# S-box cryptanalysis

One of the most common components of a modern cryptographic cipher or hash function is the *S-box*. Its purpose is simple: it substitutes one value with another. In a substitution-permutation design, the S-box ensures that there are no simple relations between the bits of the plaintext, ciphertext, and key. In ciphers where the key is ‘added’ using the exclusive-or (XOR, ⊕) operation, we need to investigate XOR relations.

S-boxes are typically bijective, which means that there is a one-to-one relation between inputs and outputs. This makes it easier to ensure that there is no information loss at this stage.

The S-box is commonly expressed as a list of output values in the order of increasing input values. You can enter your list of decimal or hexadecimal values in the area below, separated by spaces or any other non-alphanumeric characters. You can also choose one of the examples or generate a random one.

Input | Output | ||||
---|---|---|---|---|---|

Binary | Decimal | Hexadecimal | Binary | Decimal | Hexadecimal |

## Differential cryptanalysis

When we tweak the plaintext, we want the resulting ciphertext to be unpredictable. Focusing on the S-box, we will investigate what happens when we XOR the input with a value Δx. The tweak, or difference Δx, will result in a difference Δy in the output, according to the equality:

S(x ⊕ Δx) = S(x) ⊕ Δy

For each pair (Δx, Δy), we would like the equality to hold true with a small probability. Otherwise, we could be able to trace a high probability relation from the input to the output of our cipher and potentially recover the key from known plaintext-ciphertext pairs. As we increase the number of iterations, the probability should decrease exponentially to a level that we consider negligible.

Depending on the cipher, analysing other types of differences may be appropriate. Modular addition and bit rotation are two examples.

After analysing an S-box you should see the number of times each pair holds true in the following table. Hover over the count to see its probability.

Δx | Δy |
---|

## Linear cryptanalysis

When we flip a bit of the plaintext, we want the probability of any ciphertext bit to flip to be as close to 50% as possible. We can generalise this as follows: if we XOR together a subset of input and output bits, the result should be 1 with a 50% probability. We say that we have a linear relation when for a subset of input bits i_{1}, …, i_{m} and a subset of output bits j_{1}, …, j_{n} the following expression is 0 or 1 with high probability:

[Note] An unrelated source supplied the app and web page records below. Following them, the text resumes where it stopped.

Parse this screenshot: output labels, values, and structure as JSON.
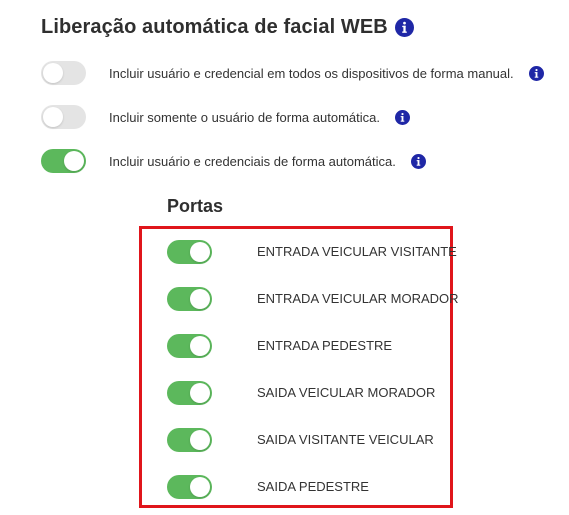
{
  "header": {
    "title": "Liberação automática de facial WEB",
    "info_icon": "info-circle-icon"
  },
  "options": [
    {
      "label": "Incluir usuário e credencial em todos os dispositivos de forma manual.",
      "enabled": false,
      "icon": "info-circle-icon"
    },
    {
      "label": "Incluir somente o usuário de forma automática.",
      "enabled": false,
      "icon": "info-circle-icon"
    },
    {
      "label": "Incluir usuário e credenciais de forma automática.",
      "enabled": true,
      "icon": "info-circle-icon"
    }
  ],
  "doors": {
    "title": "Portas",
    "highlight_color": "#e0151b",
    "items": [
      {
        "label": "ENTRADA VEICULAR VISITANTE",
        "enabled": true
      },
      {
        "label": "ENTRADA VEICULAR MORADOR",
        "enabled": true
      },
      {
        "label": "ENTRADA PEDESTRE",
        "enabled": true
      },
      {
        "label": "SAIDA VEICULAR MORADOR",
        "enabled": true
      },
      {
        "label": "SAIDA VISITANTE VEICULAR",
        "enabled": true
      },
      {
        "label": "SAIDA PEDESTRE",
        "enabled": true
      }
    ]
  },
  "colors": {
    "toggle_on": "#5cb85c",
    "toggle_off": "#e4e4e4",
    "info_icon": "#1f27a6"
  }
}
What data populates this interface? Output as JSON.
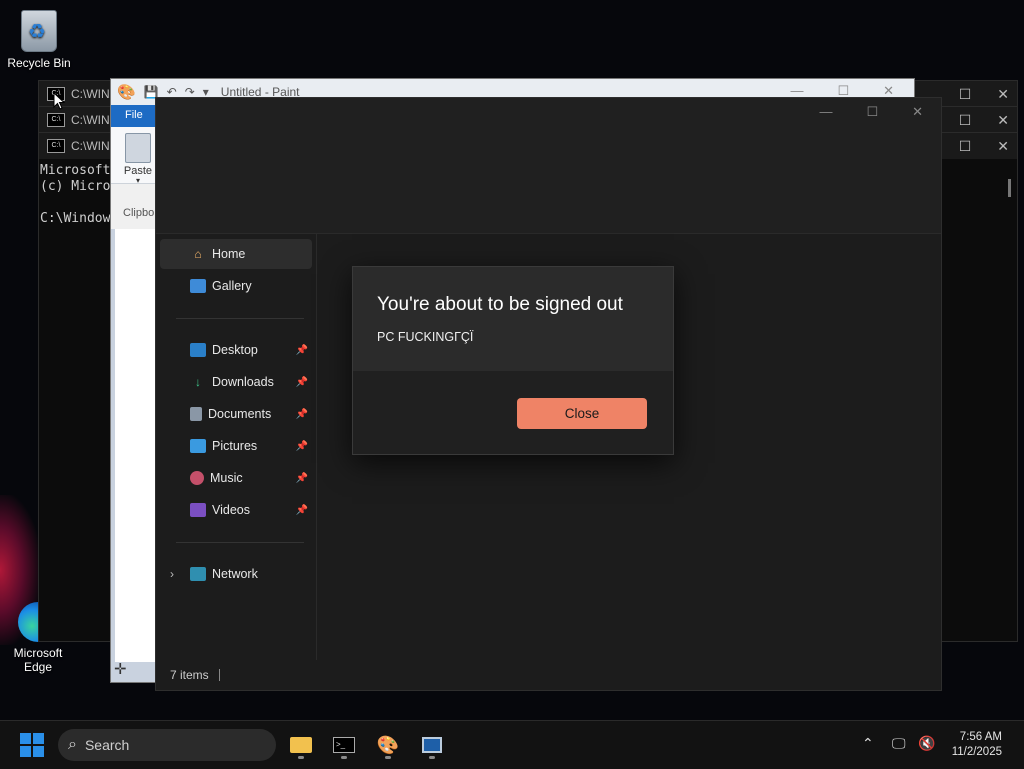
{
  "desktop": {
    "icons": [
      {
        "label": "Recycle Bin",
        "icon": "recycle-bin-icon"
      },
      {
        "label": "Microsoft Edge",
        "icon": "edge-icon"
      }
    ]
  },
  "cmd_windows": [
    {
      "title": "C:\\WIND"
    },
    {
      "title": "C:\\WIN"
    },
    {
      "title": "C:\\WIN"
    }
  ],
  "cmd_text": {
    "line1": "Microsoft",
    "line2": "(c) Micro",
    "line3": "",
    "line4": "C:\\Window"
  },
  "paint": {
    "title": "Untitled - Paint",
    "file_tab": "File",
    "paste_label": "Paste",
    "clipboard_group": "Clipbo"
  },
  "explorer": {
    "nav": {
      "home": "Home",
      "gallery": "Gallery",
      "desktop": "Desktop",
      "downloads": "Downloads",
      "documents": "Documents",
      "pictures": "Pictures",
      "music": "Music",
      "videos": "Videos",
      "network": "Network"
    },
    "status": "7 items"
  },
  "dialog": {
    "title": "You're about to be signed out",
    "message": "PC FUCKINGГÇЇ",
    "close_label": "Close",
    "accent": "#ef8366"
  },
  "taskbar": {
    "search_label": "Search",
    "time": "7:56 AM",
    "date": "11/2/2025",
    "start_color": "#2a8fe8"
  }
}
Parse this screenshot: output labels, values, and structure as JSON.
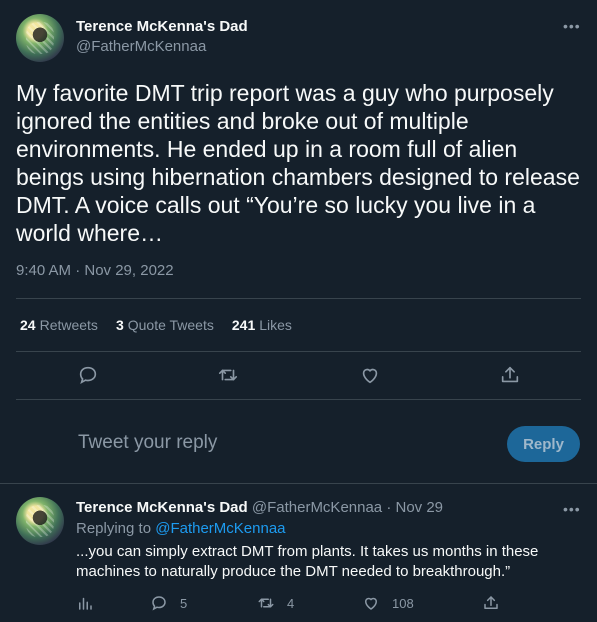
{
  "tweet": {
    "author_name": "Terence McKenna's Dad",
    "author_handle": "@FatherMcKennaa",
    "text": "My favorite DMT trip report was a guy who purposely ignored the entities and broke out of multiple environments. He ended up in a room full of alien beings using hibernation chambers designed to release DMT. A voice calls out “You’re so lucky you live in a world where…",
    "timestamp": "9:40 AM · Nov 29, 2022",
    "stats": {
      "retweets_count": "24",
      "retweets_label": "Retweets",
      "quotes_count": "3",
      "quotes_label": "Quote Tweets",
      "likes_count": "241",
      "likes_label": "Likes"
    }
  },
  "reply_box": {
    "placeholder": "Tweet your reply",
    "button_label": "Reply"
  },
  "reply": {
    "author_name": "Terence McKenna's Dad",
    "author_handle": "@FatherMcKennaa",
    "date": "· Nov 29",
    "replying_prefix": "Replying to",
    "replying_to": "@FatherMcKennaa",
    "text": "...you can simply extract DMT from plants. It takes us months in these machines to naturally produce the DMT needed to breakthrough.”",
    "reply_count": "5",
    "retweet_count": "4",
    "like_count": "108"
  },
  "colors": {
    "background": "#15202b",
    "accent": "#1d9bf0",
    "muted": "#8b98a5"
  },
  "icons": [
    "more-icon",
    "reply-icon",
    "retweet-icon",
    "like-icon",
    "share-icon",
    "analytics-icon"
  ]
}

x_{i1} ⊕ ⋯ ⊕ x_{im} ⊕ y_{j1} ⊕ ⋯ ⊕ y_{jn}

Focusing on the S-box we can perform a similar analysis. We will represent subsets of bits with *masks*. When a bit of the mask is set, we include that bit, and vice versa. For example, a mask with a value of 3 will select the two least significant bits. For each mask pair (Mx, My), we count the number of times the XOR of the bits is 1. The difference of the count from half the number of inputs should be close to zero.

After analysing an S-box you should see the *bias* of each pair in the following table. Hover over the count to see its probability bias.

Mx | My |
---|

## Attacking ciphers

Many ciphers have been broken or had their security reduced with such cryptanalysis. DES for example has been designed to be resistant to differential attacks but can be attacked using linear cryptanalysis. Can you find some weaknesses in its S-boxes?

To learn more, look at the tutorial on Linear and Differential cryptanalysis by Howard Heys.